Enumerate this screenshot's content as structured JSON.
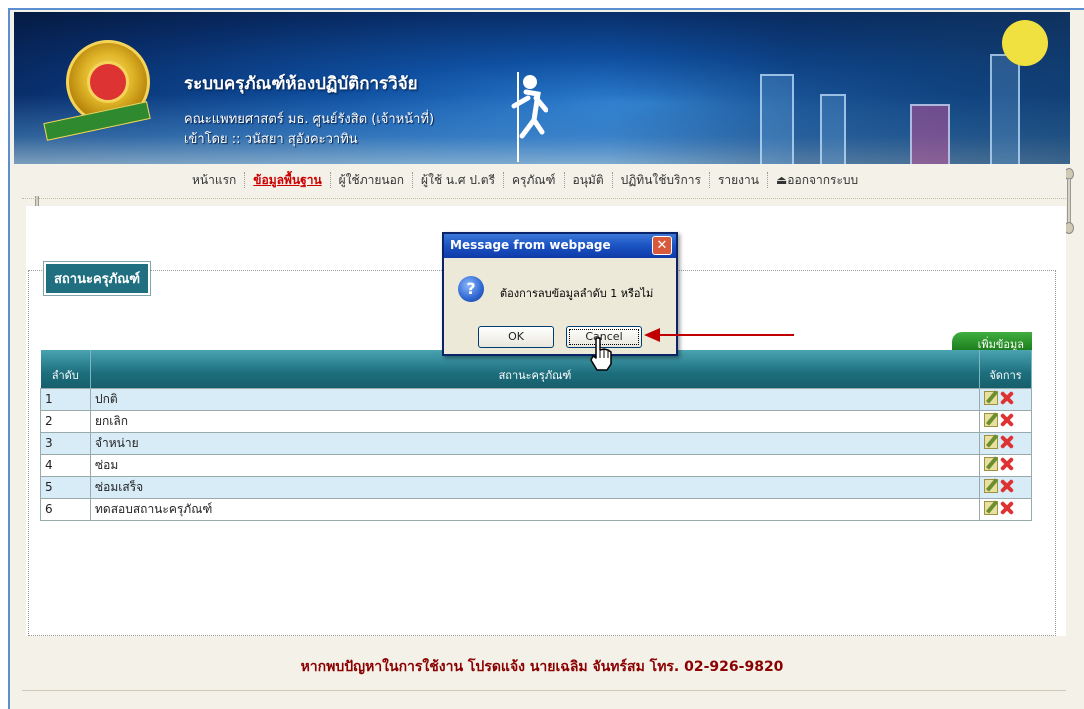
{
  "header": {
    "system_title": "ระบบครุภัณฑ์ห้องปฏิบัติการวิจัย",
    "faculty": "คณะแพทยศาสตร์ มธ. ศูนย์รังสิต (เจ้าหน้าที่)",
    "login_label": "เข้าโดย :: วนัสยา สุอังคะวาทิน"
  },
  "nav": {
    "items": [
      {
        "label": "หน้าแรก",
        "active": false
      },
      {
        "label": "ข้อมูลพื้นฐาน",
        "active": true
      },
      {
        "label": "ผู้ใช้ภายนอก",
        "active": false
      },
      {
        "label": "ผู้ใช้ น.ศ ป.ตรี",
        "active": false
      },
      {
        "label": "ครุภัณฑ์",
        "active": false
      },
      {
        "label": "อนุมัติ",
        "active": false
      },
      {
        "label": "ปฏิทินใช้บริการ",
        "active": false
      },
      {
        "label": "รายงาน",
        "active": false
      },
      {
        "label": "ออกจากระบบ",
        "active": false
      }
    ]
  },
  "section": {
    "legend": "สถานะครุภัณฑ์",
    "add_label": "เพิ่มข้อมูล"
  },
  "table": {
    "headers": [
      "ลำดับ",
      "สถานะครุภัณฑ์",
      "จัดการ"
    ],
    "rows": [
      {
        "no": "1",
        "name": "ปกติ"
      },
      {
        "no": "2",
        "name": "ยกเลิก"
      },
      {
        "no": "3",
        "name": "จำหน่าย"
      },
      {
        "no": "4",
        "name": "ซ่อม"
      },
      {
        "no": "5",
        "name": "ซ่อมเสร็จ"
      },
      {
        "no": "6",
        "name": "ทดสอบสถานะครุภัณฑ์"
      }
    ]
  },
  "footer": {
    "message": "หากพบปัญหาในการใช้งาน โปรดแจ้ง นายเฉลิม จันทร์สม โทร. 02-926-9820"
  },
  "dialog": {
    "title": "Message from webpage",
    "message": "ต้องการลบข้อมูลลำดับ 1 หรือไม่",
    "ok_label": "OK",
    "cancel_label": "Cancel",
    "close_glyph": "✕",
    "icon_glyph": "?"
  },
  "colors": {
    "header_blue": "#0f4fa0",
    "table_header": "#1d6f7e",
    "row_highlight": "#d8ecf8",
    "footer_text": "#8b0000",
    "active_nav": "#cc0000",
    "add_button": "#1a7a1a",
    "arrow": "#c00000"
  }
}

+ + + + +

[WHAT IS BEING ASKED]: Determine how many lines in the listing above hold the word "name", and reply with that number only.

[RESULT]: 6